§ Directions
Check every line of the data below for "همجواری". Copy each one that has it.

Records from a data collection:

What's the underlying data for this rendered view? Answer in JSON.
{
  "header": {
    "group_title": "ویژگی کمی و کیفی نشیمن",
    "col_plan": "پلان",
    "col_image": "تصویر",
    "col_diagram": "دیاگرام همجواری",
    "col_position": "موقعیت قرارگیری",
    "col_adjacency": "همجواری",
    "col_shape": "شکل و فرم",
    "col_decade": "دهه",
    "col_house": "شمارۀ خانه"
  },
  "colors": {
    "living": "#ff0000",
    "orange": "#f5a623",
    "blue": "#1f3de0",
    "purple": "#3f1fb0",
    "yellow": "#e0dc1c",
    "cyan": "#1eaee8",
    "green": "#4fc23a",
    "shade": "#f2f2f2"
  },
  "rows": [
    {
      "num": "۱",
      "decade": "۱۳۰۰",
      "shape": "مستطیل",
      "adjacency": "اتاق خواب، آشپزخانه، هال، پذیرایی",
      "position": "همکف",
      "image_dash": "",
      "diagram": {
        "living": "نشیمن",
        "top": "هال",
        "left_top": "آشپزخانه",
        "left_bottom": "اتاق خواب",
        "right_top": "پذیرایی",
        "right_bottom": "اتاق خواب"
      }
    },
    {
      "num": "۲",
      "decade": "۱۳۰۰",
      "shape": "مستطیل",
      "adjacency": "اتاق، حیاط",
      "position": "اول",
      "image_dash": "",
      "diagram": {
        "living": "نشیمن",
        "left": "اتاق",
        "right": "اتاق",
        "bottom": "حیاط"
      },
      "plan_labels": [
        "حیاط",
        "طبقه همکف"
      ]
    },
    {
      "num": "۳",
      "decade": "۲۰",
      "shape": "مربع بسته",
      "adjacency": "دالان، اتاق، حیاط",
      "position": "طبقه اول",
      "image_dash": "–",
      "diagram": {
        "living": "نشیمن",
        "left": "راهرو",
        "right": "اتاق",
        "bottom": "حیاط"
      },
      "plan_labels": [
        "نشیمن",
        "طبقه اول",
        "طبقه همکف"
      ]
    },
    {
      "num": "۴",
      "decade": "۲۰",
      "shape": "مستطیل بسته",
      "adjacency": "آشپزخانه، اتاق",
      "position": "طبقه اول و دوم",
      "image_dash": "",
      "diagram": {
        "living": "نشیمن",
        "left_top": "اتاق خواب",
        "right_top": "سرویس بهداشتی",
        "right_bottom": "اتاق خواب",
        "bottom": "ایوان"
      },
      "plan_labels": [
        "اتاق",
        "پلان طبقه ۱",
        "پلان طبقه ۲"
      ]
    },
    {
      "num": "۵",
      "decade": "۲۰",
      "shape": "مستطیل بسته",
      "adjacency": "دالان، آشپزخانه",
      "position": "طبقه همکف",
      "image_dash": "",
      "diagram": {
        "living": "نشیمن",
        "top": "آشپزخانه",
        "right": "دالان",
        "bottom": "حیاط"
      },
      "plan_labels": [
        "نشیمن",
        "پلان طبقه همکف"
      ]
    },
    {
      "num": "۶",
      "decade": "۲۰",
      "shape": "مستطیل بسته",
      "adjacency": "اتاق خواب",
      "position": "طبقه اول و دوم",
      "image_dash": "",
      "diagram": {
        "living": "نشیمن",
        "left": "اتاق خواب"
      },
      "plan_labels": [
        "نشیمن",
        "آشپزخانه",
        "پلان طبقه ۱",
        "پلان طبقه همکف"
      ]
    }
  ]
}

§ Exercise result
    "col_diagram": "دیاگرام همجواری",
    "col_adjacency": "همجواری",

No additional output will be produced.